> _Work instructions_:
Give back the listing word for word, from top to bottom.

> _Data shown_:
============
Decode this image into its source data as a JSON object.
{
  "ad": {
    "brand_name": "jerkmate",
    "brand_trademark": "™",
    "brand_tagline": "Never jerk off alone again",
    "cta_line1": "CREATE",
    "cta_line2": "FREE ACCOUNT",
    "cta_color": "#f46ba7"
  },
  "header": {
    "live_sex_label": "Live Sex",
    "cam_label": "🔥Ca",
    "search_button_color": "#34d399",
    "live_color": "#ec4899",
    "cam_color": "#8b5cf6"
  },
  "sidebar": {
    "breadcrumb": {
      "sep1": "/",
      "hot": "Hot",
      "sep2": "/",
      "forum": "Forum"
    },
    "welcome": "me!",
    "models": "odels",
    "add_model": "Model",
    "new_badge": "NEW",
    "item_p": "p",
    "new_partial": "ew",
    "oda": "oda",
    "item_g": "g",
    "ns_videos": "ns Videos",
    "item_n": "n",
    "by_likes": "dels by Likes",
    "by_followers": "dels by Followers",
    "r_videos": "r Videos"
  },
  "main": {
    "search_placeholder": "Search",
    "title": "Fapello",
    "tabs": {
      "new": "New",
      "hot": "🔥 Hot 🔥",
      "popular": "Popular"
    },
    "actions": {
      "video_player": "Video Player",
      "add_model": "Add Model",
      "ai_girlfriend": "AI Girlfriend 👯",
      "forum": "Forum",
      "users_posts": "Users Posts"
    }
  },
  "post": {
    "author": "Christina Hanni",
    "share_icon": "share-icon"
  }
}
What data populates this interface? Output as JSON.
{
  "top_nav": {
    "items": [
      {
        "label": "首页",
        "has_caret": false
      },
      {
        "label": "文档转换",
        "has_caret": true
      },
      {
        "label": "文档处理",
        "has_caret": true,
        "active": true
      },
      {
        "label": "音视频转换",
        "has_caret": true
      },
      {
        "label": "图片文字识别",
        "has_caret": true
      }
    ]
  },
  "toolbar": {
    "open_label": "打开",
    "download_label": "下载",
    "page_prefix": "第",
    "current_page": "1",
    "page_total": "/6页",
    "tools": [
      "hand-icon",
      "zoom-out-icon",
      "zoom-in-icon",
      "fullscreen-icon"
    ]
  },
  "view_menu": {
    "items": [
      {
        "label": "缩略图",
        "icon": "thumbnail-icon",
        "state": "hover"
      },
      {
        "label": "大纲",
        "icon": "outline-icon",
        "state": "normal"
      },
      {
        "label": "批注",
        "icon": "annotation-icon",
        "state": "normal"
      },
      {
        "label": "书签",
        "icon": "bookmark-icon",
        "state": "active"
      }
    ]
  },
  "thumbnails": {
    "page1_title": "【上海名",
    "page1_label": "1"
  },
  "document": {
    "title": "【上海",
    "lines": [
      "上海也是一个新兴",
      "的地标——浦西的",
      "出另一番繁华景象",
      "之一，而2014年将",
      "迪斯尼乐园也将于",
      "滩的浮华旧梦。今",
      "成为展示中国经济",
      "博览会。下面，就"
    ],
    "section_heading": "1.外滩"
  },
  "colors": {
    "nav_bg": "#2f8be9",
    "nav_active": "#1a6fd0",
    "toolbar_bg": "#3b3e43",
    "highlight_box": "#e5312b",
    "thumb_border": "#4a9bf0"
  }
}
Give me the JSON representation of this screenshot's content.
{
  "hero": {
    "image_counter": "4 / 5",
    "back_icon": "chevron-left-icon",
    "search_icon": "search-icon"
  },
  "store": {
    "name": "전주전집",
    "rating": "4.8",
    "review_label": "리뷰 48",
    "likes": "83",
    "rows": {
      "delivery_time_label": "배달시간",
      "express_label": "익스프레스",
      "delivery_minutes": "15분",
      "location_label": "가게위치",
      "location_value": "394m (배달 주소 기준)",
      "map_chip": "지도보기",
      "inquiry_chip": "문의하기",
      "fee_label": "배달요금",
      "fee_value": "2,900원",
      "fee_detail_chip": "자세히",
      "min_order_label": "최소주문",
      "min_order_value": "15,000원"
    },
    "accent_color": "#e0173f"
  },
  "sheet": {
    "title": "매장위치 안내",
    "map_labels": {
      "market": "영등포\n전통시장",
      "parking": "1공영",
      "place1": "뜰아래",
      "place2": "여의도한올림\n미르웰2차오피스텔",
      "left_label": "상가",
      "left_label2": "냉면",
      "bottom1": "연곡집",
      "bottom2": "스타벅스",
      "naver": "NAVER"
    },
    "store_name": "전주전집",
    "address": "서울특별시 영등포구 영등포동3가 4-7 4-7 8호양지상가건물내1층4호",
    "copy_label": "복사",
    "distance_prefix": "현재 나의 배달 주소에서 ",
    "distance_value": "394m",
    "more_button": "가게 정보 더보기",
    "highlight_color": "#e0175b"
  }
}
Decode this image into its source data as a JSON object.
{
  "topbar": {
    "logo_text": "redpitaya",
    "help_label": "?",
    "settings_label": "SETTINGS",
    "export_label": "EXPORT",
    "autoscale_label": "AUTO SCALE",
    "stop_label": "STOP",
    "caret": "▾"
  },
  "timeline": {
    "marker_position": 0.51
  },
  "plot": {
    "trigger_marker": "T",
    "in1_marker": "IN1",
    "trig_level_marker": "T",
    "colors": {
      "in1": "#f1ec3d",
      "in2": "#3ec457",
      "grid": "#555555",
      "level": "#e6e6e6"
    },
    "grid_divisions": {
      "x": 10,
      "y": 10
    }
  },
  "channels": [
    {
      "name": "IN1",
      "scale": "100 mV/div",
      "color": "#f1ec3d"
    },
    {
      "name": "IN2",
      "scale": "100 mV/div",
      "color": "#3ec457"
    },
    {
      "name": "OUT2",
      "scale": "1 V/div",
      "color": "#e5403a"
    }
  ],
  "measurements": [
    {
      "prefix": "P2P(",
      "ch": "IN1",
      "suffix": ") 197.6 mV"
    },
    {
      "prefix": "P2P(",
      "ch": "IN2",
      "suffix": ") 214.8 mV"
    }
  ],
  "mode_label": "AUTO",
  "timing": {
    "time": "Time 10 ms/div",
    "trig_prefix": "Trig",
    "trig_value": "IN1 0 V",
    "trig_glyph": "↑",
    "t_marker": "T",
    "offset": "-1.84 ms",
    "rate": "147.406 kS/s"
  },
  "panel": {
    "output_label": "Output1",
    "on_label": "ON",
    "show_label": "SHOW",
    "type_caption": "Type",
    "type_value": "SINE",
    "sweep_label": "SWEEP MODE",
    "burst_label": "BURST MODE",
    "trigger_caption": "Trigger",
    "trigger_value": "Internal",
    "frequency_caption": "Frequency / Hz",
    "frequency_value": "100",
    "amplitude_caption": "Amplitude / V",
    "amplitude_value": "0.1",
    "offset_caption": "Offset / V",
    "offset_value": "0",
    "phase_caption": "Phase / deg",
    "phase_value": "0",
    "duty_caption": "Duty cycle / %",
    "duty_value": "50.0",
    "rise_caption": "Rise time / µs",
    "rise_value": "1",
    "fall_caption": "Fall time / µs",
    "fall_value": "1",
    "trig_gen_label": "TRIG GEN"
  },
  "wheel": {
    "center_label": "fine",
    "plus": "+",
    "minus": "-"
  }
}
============
> _Response area_:
Decode this image into its source data as a JSON object.
{
  "ad": {
    "brand_name": "jerkmate",
    "brand_trademark": "™",
    "brand_tagline": "Never jerk off alone again",
    "cta_line1": "CREATE",
    "cta_line2": "FREE ACCOUNT",
    "cta_color": "#f46ba7"
  },
  "header": {
    "live_sex_label": "Live Sex",
    "cam_label": "🔥Ca",
    "search_button_color": "#34d399",
    "live_color": "#ec4899",
    "cam_color": "#8b5cf6"
  },
  "sidebar": {
    "breadcrumb": {
      "sep1": "/",
      "hot": "Hot",
      "sep2": "/",
      "forum": "Forum"
    },
    "welcome": "me!",
    "models": "odels",
    "add_model": "Model",
    "new_badge": "NEW",
    "item_p": "p",
    "new_partial": "ew",
    "oda": "oda",
    "item_g": "g",
    "ns_videos": "ns Videos",
    "item_n": "n",
    "by_likes": "dels by Likes",
    "by_followers": "dels by Followers",
    "r_videos": "r Videos"
  },
  "main": {
    "search_placeholder": "Search",
    "title": "Fapello",
    "tabs": {
      "new": "New",
      "hot": "🔥 Hot 🔥",
      "popular": "Popular"
    },
    "actions": {
      "video_player": "Video Player",
      "add_model": "Add Model",
      "ai_girlfriend": "AI Girlfriend 👯",
      "forum": "Forum",
      "users_posts": "Users Posts"
    }
  },
  "post": {
    "author": "Christina Hanni",
    "share_icon": "share-icon"
  }
}
What data populates this interface? Output as JSON.
{
  "top_nav": {
    "items": [
      {
        "label": "首页",
        "has_caret": false
      },
      {
        "label": "文档转换",
        "has_caret": true
      },
      {
        "label": "文档处理",
        "has_caret": true,
        "active": true
      },
      {
        "label": "音视频转换",
        "has_caret": true
      },
      {
        "label": "图片文字识别",
        "has_caret": true
      }
    ]
  },
  "toolbar": {
    "open_label": "打开",
    "download_label": "下载",
    "page_prefix": "第",
    "current_page": "1",
    "page_total": "/6页",
    "tools": [
      "hand-icon",
      "zoom-out-icon",
      "zoom-in-icon",
      "fullscreen-icon"
    ]
  },
  "view_menu": {
    "items": [
      {
        "label": "缩略图",
        "icon": "thumbnail-icon",
        "state": "hover"
      },
      {
        "label": "大纲",
        "icon": "outline-icon",
        "state": "normal"
      },
      {
        "label": "批注",
        "icon": "annotation-icon",
        "state": "normal"
      },
      {
        "label": "书签",
        "icon": "bookmark-icon",
        "state": "active"
      }
    ]
  },
  "thumbnails": {
    "page1_title": "【上海名",
    "page1_label": "1"
  },
  "document": {
    "title": "【上海",
    "lines": [
      "上海也是一个新兴",
      "的地标——浦西的",
      "出另一番繁华景象",
      "之一，而2014年将",
      "迪斯尼乐园也将于",
      "滩的浮华旧梦。今",
      "成为展示中国经济",
      "博览会。下面，就"
    ],
    "section_heading": "1.外滩"
  },
  "colors": {
    "nav_bg": "#2f8be9",
    "nav_active": "#1a6fd0",
    "toolbar_bg": "#3b3e43",
    "highlight_box": "#e5312b",
    "thumb_border": "#4a9bf0"
  }
}
Give me the JSON representation of this screenshot's content.
{
  "hero": {
    "image_counter": "4 / 5",
    "back_icon": "chevron-left-icon",
    "search_icon": "search-icon"
  },
  "store": {
    "name": "전주전집",
    "rating": "4.8",
    "review_label": "리뷰 48",
    "likes": "83",
    "rows": {
      "delivery_time_label": "배달시간",
      "express_label": "익스프레스",
      "delivery_minutes": "15분",
      "location_label": "가게위치",
      "location_value": "394m (배달 주소 기준)",
      "map_chip": "지도보기",
      "inquiry_chip": "문의하기",
      "fee_label": "배달요금",
      "fee_value": "2,900원",
      "fee_detail_chip": "자세히",
      "min_order_label": "최소주문",
      "min_order_value": "15,000원"
    },
    "accent_color": "#e0173f"
  },
  "sheet": {
    "title": "매장위치 안내",
    "map_labels": {
      "market": "영등포\n전통시장",
      "parking": "1공영",
      "place1": "뜰아래",
      "place2": "여의도한올림\n미르웰2차오피스텔",
      "left_label": "상가",
      "left_label2": "냉면",
      "bottom1": "연곡집",
      "bottom2": "스타벅스",
      "naver": "NAVER"
    },
    "store_name": "전주전집",
    "address": "서울특별시 영등포구 영등포동3가 4-7 4-7 8호양지상가건물내1층4호",
    "copy_label": "복사",
    "distance_prefix": "현재 나의 배달 주소에서 ",
    "distance_value": "394m",
    "more_button": "가게 정보 더보기",
    "highlight_color": "#e0175b"
  }
}
Decode this image into its source data as a JSON object.
{
  "topbar": {
    "logo_text": "redpitaya",
    "help_label": "?",
    "settings_label": "SETTINGS",
    "export_label": "EXPORT",
    "autoscale_label": "AUTO SCALE",
    "stop_label": "STOP",
    "caret": "▾"
  },
  "timeline": {
    "marker_position": 0.51
  },
  "plot": {
    "trigger_marker": "T",
    "in1_marker": "IN1",
    "trig_level_marker": "T",
    "colors": {
      "in1": "#f1ec3d",
      "in2": "#3ec457",
      "grid": "#555555",
      "level": "#e6e6e6"
    },
    "grid_divisions": {
      "x": 10,
      "y": 10
    }
  },
  "channels": [
    {
      "name": "IN1",
      "scale": "100 mV/div",
      "color": "#f1ec3d"
    },
    {
      "name": "IN2",
      "scale": "100 mV/div",
      "color": "#3ec457"
    },
    {
      "name": "OUT2",
      "scale": "1 V/div",
      "color": "#e5403a"
    }
  ],
  "measurements": [
    {
      "prefix": "P2P(",
      "ch": "IN1",
      "suffix": ") 197.6 mV"
    },
    {
      "prefix": "P2P(",
      "ch": "IN2",
      "suffix": ") 214.8 mV"
    }
  ],
  "mode_label": "AUTO",
  "timing": {
    "time": "Time 10 ms/div",
    "trig_prefix": "Trig",
    "trig_value": "IN1 0 V",
    "trig_glyph": "↑",
    "t_marker": "T",
    "offset": "-1.84 ms",
    "rate": "147.406 kS/s"
  },
  "panel": {
    "output_label": "Output1",
    "on_label": "ON",
    "show_label": "SHOW",
    "type_caption": "Type",
    "type_value": "SINE",
    "sweep_label": "SWEEP MODE",
    "burst_label": "BURST MODE",
    "trigger_caption": "Trigger",
    "trigger_value": "Internal",
    "frequency_caption": "Frequency / Hz",
    "frequency_value": "100",
    "amplitude_caption": "Amplitude / V",
    "amplitude_value": "0.1",
    "offset_caption": "Offset / V",
    "offset_value": "0",
    "phase_caption": "Phase / deg",
    "phase_value": "0",
    "duty_caption": "Duty cycle / %",
    "duty_value": "50.0",
    "rise_caption": "Rise time / µs",
    "rise_value": "1",
    "fall_caption": "Fall time / µs",
    "fall_value": "1",
    "trig_gen_label": "TRIG GEN"
  },
  "wheel": {
    "center_label": "fine",
    "plus": "+",
    "minus": "-"
  }
}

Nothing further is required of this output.